### YOUR GOAL
Give the number of lines in the records below that include the word "price", and add nothing to it.

### EXTRACTED ENTRIES
************
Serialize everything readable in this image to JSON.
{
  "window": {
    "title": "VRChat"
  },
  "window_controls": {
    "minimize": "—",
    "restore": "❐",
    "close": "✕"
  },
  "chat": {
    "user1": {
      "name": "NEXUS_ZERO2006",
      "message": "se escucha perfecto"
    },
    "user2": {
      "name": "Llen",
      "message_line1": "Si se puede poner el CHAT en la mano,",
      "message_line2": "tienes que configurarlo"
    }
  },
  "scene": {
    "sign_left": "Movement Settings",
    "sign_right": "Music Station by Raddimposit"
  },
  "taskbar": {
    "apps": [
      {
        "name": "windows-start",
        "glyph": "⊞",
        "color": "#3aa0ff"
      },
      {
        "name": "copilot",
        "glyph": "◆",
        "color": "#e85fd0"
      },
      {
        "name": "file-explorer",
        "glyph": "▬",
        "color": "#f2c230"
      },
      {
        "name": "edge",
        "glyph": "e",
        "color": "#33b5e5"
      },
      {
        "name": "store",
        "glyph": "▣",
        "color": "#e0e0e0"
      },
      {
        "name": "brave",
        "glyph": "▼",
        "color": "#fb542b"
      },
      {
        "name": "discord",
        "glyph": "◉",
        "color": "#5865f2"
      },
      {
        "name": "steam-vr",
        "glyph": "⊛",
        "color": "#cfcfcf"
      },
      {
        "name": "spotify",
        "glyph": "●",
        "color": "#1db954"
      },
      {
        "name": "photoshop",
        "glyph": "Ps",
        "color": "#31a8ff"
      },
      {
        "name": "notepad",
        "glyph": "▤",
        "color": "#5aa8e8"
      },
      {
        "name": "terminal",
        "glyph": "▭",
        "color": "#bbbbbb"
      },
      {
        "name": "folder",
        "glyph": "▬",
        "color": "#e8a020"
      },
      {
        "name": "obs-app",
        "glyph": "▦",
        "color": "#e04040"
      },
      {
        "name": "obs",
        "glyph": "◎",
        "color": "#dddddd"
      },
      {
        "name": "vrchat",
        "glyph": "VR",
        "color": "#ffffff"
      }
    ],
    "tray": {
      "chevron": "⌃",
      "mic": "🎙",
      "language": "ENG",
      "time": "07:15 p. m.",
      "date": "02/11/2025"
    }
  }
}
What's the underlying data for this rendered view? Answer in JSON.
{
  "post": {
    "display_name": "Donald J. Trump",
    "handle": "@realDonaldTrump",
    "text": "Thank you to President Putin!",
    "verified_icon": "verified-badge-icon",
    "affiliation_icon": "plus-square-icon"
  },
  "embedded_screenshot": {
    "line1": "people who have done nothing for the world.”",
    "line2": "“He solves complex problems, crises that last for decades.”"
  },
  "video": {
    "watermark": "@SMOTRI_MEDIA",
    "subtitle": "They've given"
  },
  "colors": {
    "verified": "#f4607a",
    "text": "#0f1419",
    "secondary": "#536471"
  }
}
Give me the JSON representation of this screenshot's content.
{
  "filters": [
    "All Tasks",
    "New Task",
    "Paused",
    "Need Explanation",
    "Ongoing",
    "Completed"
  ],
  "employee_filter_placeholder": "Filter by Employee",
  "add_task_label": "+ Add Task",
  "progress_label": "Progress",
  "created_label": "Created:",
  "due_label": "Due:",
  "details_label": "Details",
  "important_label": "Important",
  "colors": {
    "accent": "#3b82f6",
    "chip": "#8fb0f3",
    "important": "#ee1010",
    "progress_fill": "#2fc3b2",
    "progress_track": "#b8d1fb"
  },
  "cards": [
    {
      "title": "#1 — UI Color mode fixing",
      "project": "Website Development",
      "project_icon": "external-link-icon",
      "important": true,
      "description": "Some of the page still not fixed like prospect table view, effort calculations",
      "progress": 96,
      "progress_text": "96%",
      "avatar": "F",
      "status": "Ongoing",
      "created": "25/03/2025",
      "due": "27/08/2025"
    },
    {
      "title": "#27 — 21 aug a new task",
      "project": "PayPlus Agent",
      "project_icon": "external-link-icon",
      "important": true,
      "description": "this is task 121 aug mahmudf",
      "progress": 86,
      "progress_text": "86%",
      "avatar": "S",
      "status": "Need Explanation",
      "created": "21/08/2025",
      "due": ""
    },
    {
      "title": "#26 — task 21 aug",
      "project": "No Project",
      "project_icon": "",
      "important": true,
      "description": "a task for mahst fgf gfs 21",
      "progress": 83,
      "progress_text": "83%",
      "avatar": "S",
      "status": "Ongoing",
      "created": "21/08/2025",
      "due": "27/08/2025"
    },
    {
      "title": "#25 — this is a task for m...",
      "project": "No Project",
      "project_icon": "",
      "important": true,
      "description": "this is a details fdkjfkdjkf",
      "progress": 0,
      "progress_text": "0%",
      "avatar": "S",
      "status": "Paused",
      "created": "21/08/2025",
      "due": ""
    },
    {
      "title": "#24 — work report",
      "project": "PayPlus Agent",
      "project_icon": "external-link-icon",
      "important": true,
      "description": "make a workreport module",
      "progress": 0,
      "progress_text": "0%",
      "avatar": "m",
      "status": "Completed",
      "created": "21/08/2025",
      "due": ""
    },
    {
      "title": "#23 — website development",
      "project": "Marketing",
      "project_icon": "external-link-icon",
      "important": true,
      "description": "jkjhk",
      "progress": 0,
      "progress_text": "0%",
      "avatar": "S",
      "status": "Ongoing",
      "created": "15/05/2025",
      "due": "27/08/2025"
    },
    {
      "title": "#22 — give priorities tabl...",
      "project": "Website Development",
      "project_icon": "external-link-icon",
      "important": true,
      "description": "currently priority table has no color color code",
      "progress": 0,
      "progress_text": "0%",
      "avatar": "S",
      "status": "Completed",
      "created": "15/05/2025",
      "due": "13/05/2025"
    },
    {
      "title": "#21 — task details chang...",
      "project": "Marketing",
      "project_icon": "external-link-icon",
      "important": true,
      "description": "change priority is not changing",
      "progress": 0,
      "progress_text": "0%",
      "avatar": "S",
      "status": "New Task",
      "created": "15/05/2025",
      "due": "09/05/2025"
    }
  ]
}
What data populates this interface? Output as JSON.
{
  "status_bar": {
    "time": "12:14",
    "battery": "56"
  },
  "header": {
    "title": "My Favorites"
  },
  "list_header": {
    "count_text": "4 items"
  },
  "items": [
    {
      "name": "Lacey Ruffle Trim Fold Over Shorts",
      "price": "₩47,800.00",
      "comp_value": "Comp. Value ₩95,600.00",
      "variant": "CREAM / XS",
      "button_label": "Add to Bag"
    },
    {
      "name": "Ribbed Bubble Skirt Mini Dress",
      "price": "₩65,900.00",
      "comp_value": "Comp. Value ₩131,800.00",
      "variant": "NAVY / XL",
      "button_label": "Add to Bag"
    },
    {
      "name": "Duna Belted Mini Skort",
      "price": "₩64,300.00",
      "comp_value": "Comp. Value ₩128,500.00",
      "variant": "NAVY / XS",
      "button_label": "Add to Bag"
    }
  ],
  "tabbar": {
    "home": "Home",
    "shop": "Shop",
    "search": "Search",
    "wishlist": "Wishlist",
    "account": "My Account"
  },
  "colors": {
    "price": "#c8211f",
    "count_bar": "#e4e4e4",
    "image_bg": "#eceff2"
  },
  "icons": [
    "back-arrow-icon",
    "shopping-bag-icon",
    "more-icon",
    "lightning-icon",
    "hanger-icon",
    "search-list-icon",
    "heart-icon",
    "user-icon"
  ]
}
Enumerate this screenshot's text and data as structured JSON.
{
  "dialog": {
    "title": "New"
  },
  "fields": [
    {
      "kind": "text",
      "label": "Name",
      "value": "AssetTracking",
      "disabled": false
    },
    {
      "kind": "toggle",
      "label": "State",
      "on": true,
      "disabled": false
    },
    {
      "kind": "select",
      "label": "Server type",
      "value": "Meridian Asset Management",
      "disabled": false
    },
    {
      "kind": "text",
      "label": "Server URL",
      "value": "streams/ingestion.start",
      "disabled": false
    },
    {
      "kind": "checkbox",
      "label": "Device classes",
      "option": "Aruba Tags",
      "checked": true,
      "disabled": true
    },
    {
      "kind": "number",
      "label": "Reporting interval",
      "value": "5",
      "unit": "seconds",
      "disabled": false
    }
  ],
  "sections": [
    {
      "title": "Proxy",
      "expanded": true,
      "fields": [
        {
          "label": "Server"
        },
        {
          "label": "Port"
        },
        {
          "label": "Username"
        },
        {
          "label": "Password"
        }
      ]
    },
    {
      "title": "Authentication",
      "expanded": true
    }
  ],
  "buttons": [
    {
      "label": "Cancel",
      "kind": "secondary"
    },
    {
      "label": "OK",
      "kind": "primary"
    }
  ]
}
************
### RESPONSE
4